When I first heard about the book Medical Bondage - Race, Gender, and the Origins of American Gynecology by Deidre Cooper Owens I added it to my Goodreads list. I borrowed a copy and finished reading it a few days ago. I highly recommend this book. It is not an easy book to read. It will make you feel uncomfortable but it is important to understand the issues Black women had in the past being treated and experimented on without any say as to how and what was being done. There was no consent given although in 1833 Beaumont wrote that "consent of the subject is necessary".
The accomplishments of Drs. Mettauer, Sims, Bozeman and others are well known but the fact that their work was done on women who were poor ,vulnerable, enslaved women or poor "Blackish" women, such as female Irish immigrants has only been discussed during the past few years.
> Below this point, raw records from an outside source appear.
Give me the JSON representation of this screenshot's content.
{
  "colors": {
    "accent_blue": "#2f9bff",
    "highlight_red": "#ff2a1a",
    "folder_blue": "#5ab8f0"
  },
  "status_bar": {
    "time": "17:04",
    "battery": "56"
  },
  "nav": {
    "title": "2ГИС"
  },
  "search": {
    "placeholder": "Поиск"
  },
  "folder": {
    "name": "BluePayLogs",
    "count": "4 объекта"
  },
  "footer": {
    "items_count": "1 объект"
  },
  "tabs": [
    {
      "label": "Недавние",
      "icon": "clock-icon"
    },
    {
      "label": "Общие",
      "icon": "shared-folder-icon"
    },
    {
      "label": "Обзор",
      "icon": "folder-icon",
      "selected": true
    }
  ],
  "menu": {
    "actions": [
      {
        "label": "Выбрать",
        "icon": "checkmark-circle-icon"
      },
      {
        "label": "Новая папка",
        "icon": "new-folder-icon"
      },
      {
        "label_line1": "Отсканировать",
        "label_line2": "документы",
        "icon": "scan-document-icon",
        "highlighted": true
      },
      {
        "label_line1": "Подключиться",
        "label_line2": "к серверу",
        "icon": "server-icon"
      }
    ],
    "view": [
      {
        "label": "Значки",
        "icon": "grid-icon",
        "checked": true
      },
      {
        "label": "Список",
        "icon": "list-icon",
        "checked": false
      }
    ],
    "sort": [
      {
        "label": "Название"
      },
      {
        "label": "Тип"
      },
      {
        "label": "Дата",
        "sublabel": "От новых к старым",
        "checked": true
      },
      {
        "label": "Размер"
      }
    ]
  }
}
While women during the 19th century were thought to be "inferior", Black women were thought to have enhanced reproductive successes and could endure more pain. Scientific racism existed as procedures were done on enslaved women whose owners allowed the procedures or were leased to doctors, in order to learn how to treat similar conditions in White women.
As I read the book I thought of the pain I experienced after surgery for ovarian cancer even with access to pain medications. Imagine going through procedures like ovary removal or fistula repair without being asked, without anesthesia and unclothed. How could the physicians like Sims write about his patient, Lucy, being in agony after a procedure and still think Black women were impervious to pain? I urge you to read this book.
I gave this book 4 stars.